Although the artist is digitally native, Webster is nevertheless a dedicated student of the Masters. Her art historical knowledge and passion for famous painters—among them, French Baroque artists Claude Lorrain and Nicolas Poussin; English Romanticists John Constable, John Martin, and, of course, Turner; Hudson River School painters Thomas Cole and Thomas Moran; Belgian symbolist William Degouve de Nuncques; Hungarian avant-gardist Tivadar Csontváry Kosztka; and American modernists Georgia O’Keefe and Arthur Dove—can be traced in her stylistic flourishes and approach to lighting, volume, and gesture. Webster is wowed by Martin’s apocalyptic vision of Earth and delighted when O’Keefe makes the sublime feel tangible. About Turner, she exclaims, “We’ve been missing his special effects. Look at those pyrotechnics! It’s like IMAX!”

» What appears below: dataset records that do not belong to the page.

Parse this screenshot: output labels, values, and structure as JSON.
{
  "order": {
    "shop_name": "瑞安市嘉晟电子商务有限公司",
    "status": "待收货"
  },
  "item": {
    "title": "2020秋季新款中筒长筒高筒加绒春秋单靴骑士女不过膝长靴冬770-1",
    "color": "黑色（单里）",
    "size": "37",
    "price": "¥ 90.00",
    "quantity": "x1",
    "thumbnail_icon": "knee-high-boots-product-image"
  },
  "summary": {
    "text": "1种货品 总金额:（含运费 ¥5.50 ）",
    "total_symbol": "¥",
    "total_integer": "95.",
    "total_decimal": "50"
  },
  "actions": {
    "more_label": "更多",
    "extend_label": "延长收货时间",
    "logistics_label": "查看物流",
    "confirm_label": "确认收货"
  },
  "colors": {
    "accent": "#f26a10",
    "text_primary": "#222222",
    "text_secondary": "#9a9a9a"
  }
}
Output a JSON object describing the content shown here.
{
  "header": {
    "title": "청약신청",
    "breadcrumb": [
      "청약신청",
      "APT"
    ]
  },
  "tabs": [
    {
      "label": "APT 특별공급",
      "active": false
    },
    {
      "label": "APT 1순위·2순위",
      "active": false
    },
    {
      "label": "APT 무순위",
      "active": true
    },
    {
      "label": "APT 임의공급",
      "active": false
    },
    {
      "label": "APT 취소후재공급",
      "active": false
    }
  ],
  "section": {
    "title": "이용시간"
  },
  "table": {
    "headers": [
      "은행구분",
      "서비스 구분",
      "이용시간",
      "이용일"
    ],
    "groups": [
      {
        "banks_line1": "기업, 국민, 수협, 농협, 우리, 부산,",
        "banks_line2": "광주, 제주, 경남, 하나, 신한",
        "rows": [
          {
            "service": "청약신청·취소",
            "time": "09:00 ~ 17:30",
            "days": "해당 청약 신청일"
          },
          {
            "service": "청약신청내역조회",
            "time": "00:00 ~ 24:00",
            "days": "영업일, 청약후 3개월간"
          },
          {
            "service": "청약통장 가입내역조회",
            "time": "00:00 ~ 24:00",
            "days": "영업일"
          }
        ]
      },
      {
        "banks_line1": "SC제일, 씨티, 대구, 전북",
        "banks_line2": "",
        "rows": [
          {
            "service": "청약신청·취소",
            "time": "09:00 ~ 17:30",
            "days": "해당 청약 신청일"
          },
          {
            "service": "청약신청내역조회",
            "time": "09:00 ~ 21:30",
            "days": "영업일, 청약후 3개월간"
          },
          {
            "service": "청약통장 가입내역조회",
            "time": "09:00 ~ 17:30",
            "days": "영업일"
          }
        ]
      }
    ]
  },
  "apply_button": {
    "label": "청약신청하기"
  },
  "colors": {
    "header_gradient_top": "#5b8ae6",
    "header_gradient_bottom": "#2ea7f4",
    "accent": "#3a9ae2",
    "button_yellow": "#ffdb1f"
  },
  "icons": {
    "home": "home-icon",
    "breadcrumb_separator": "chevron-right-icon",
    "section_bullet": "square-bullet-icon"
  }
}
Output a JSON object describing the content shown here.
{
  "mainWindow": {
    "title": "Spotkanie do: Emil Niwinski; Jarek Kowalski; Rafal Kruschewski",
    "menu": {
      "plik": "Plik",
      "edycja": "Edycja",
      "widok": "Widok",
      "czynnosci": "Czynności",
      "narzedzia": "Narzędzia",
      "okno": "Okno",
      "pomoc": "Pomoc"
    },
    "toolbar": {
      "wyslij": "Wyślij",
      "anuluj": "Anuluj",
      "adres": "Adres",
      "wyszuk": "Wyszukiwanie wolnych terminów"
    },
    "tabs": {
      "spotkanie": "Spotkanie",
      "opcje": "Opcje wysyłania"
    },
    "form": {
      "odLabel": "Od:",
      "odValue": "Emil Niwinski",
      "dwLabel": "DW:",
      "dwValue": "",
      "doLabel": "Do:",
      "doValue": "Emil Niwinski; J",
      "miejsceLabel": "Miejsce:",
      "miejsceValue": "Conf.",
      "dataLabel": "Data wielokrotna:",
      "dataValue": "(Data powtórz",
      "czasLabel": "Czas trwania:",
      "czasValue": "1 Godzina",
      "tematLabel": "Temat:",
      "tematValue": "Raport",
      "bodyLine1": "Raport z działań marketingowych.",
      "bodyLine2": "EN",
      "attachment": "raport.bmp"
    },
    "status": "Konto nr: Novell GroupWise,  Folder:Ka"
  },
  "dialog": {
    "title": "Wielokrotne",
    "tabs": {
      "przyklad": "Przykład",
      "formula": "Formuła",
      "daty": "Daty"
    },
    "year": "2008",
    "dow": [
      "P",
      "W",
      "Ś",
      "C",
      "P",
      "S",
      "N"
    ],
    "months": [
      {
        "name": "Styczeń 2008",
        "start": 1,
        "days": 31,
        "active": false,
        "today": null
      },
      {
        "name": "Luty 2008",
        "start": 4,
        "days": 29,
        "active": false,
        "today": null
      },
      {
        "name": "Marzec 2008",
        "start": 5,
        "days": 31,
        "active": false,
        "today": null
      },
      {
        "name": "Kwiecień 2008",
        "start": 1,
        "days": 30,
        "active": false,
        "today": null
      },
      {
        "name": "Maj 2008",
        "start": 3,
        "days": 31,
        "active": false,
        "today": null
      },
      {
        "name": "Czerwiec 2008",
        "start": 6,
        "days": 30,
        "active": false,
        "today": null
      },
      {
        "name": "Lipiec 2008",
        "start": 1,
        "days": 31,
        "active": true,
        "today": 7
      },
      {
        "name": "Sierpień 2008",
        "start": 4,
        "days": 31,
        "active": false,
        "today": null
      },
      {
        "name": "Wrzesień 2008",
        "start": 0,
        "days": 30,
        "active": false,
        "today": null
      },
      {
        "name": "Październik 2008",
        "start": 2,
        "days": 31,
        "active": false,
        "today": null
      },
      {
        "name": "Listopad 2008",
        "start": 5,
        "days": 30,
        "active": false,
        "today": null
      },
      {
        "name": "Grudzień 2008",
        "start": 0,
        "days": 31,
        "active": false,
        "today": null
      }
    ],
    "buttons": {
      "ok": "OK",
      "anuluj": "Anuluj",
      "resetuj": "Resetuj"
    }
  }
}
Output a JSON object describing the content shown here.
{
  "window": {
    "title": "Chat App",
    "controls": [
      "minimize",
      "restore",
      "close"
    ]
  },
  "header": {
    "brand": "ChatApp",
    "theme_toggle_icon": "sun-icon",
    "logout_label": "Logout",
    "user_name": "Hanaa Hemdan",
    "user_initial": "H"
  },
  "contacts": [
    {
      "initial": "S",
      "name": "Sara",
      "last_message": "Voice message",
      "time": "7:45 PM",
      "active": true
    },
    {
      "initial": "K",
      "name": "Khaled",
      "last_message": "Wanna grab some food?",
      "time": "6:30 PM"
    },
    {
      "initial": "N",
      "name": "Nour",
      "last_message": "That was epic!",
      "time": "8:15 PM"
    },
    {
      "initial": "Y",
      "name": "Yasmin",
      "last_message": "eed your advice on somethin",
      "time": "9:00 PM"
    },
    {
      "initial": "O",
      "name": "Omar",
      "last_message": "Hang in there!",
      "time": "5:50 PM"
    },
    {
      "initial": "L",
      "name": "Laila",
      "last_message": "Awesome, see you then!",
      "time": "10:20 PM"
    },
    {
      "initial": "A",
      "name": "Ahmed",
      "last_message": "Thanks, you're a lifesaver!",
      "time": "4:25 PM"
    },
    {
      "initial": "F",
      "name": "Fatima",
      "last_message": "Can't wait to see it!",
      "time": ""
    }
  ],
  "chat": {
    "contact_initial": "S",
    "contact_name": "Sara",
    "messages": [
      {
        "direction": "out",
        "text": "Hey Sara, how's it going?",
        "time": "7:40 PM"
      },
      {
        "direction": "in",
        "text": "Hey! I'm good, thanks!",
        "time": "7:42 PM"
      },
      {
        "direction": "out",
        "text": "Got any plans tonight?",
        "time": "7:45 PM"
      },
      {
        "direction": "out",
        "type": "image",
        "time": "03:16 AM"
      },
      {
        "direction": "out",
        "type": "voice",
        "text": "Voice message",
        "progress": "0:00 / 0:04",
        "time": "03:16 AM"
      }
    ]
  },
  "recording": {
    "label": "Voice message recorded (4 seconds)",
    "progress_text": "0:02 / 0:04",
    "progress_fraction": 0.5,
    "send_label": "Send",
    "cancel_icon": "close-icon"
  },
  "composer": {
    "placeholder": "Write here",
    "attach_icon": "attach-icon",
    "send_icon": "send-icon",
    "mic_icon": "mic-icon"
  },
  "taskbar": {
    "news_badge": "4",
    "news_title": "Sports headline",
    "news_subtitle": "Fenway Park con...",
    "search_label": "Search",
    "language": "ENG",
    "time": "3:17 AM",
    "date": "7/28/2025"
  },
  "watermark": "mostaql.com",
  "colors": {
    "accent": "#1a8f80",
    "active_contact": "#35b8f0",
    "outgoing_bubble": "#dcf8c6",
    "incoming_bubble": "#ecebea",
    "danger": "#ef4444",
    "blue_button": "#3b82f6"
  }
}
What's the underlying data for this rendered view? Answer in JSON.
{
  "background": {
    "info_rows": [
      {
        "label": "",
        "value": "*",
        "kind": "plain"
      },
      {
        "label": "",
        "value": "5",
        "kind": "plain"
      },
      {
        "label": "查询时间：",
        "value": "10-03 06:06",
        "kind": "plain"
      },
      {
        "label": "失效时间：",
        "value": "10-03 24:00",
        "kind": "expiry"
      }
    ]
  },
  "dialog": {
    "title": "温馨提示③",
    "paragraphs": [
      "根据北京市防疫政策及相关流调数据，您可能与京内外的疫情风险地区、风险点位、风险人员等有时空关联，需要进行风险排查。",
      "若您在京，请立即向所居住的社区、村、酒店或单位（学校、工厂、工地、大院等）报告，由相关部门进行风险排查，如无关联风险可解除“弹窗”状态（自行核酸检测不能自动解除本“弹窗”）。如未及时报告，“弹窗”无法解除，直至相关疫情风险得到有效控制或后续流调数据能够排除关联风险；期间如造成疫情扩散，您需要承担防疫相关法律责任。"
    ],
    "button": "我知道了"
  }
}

Indeed, these fantastic weather events are both awesome and terrifying. While Webster refers to such hypothetical vistas as being “kicked out of dreams,” she acknowledges the frequency with which unforeseen weather events are becoming reality. Floods, wildfires, tornados, blizzards, and mudslides are increasingly commonplace due to a warming planet, forcing humans to adapt to nature’s unpredictability. “Unreality is a comfortable place to deal with uncomfortable realities,” Webster explains. From this vantage, the artist amplifies and distorts the humbling forces of nature and, like so many artists before her, reiterates the hubris of man. It's a nod to an art historical past and perhaps a hint at a future here on Earth. —Catherine Taft